After The First Semester: A Few Lessons Learned

By: Meret Pavlina

Before arriving at Southwestern for the fall semester of my first year, I dealt with massive anxiety about what awaited me in college. Would I be able to succeed in classes? Would I make friends with ease, or would I just set a precedent for four years of being on my own? I harbored a whole lot of preconceptions, fears, and hopes about the nature of being in college and, I’m happy to tell you, I was almost completely wrong. About almost everything.

I have a long way to go before I can call myself a functional adult, but I’m proud to say I’m on the road to at least being a functional college student, and that’s a start. So here are a few lessons I learned over the course of the last semester.

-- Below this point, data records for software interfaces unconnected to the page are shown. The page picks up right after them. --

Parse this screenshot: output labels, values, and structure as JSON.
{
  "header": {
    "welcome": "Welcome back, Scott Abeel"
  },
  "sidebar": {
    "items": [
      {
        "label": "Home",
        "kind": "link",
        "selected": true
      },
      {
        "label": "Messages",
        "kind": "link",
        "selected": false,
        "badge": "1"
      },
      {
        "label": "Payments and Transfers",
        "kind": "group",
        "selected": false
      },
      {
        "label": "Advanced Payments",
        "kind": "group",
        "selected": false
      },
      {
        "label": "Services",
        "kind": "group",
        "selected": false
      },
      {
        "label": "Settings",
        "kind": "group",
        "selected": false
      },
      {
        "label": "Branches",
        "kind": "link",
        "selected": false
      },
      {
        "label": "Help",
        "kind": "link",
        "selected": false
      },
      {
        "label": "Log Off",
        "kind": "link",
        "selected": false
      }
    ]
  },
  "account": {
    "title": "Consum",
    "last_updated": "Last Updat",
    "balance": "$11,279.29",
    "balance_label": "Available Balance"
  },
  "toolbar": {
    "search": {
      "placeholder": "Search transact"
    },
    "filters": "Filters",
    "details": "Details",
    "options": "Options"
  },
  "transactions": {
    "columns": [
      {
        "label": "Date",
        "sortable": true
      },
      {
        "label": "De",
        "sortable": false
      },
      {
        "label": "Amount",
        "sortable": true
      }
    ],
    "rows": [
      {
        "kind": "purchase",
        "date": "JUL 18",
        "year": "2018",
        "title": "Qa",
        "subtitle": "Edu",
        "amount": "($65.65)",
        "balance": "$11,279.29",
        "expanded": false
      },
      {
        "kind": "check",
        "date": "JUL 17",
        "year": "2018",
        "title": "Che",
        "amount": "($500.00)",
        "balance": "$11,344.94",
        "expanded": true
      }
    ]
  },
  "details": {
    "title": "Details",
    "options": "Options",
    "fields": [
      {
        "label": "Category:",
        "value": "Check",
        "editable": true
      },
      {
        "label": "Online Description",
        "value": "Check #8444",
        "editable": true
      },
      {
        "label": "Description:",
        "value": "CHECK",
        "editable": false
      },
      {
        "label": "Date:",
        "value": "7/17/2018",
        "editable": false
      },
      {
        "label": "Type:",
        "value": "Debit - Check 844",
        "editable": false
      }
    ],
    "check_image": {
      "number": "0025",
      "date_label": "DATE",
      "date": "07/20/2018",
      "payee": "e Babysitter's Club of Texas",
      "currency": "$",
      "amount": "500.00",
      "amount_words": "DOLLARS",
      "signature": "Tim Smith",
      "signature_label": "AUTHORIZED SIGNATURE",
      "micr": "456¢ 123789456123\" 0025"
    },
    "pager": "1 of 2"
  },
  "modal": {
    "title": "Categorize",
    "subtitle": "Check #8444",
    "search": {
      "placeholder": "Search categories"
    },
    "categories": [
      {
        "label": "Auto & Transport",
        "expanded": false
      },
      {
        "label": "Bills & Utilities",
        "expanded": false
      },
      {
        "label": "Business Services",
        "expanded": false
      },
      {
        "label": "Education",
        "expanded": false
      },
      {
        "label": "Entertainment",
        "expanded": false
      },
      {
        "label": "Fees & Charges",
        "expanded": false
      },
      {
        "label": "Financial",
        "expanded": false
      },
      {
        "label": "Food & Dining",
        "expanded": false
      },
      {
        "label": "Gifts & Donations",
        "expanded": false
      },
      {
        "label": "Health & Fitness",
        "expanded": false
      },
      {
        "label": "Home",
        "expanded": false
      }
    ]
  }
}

  1. Don’t believe everything you hear. Our school is often called “Mouthwestern” for a reason and, admittedly, some of the rumors circulating around campus are true, but many are totally warped or downright fictitious. Obviously, it’s a good idea to be somewhat cautious when dealing with people you don’t know, but if I had believe every piece of gossip I heard over the course of my first semester, I would never have given a chance to some people I am very glad to have met.
  2. Take more notes than you think you need. Even if it’s boring, or the professor has covered it before. You won’t remember it on your own, so don’t lie to yourself, and write it down.
  3. Always remember it’s not high school. In my experience, the high school social structure pressures individuals to blend into groups with concrete identities. These categorizations kept us from realizing the value of our own singularity. One of the things that originally attracted me to Southwestern was its encouragement of individuality, and the resulting rich texture of personalities and viewpoints.
  4. Don’t underestimate doing laundry. It doesn’t have to be doing laundry, it could be making your bed or cleaning out your desk. Sometimes just introducing order to small aspects of your life can make you feel more in control of your life as a whole.
  5. You don’t have to date. Let me repeat that, you don’t have to date. It somewhat surprised me that I didn’t need to date to maintain my social standing. Over the first few weeks of the semester, it seemed–  at least to me—that many of my fellow students were pairing off, making the SU campus resemble some kind of young adult Noah’s Arc. I remember walking to the library and feeling self-conscious about the fact that I was walking with friends, rather than with someone whose hand I could hold. Thankfully, it didn’t take me long to realize a very freeing fact: nobody will think less of you if you’re single.
  6. Professors are people. Your professor-student relationships don’t have to be the hostile, prisoner-jailer dynamic which is too common in public school. They’re on our side, not out to get us. I started out this semester tip-toeing around my professors, praying to the homework-gods, and by Winter Break I was regularly sending my Anthropology professor memes about Karl Marx.
  7. Sleep is your most valuable resource. Don’t get me wrong, the library and the Debbie Ellis Writing Center are extremely helpful when you’re desperate or drowning in research paper citations. If you don’t ever get sleep, you won’t get the grade you pulled those all-nighters for.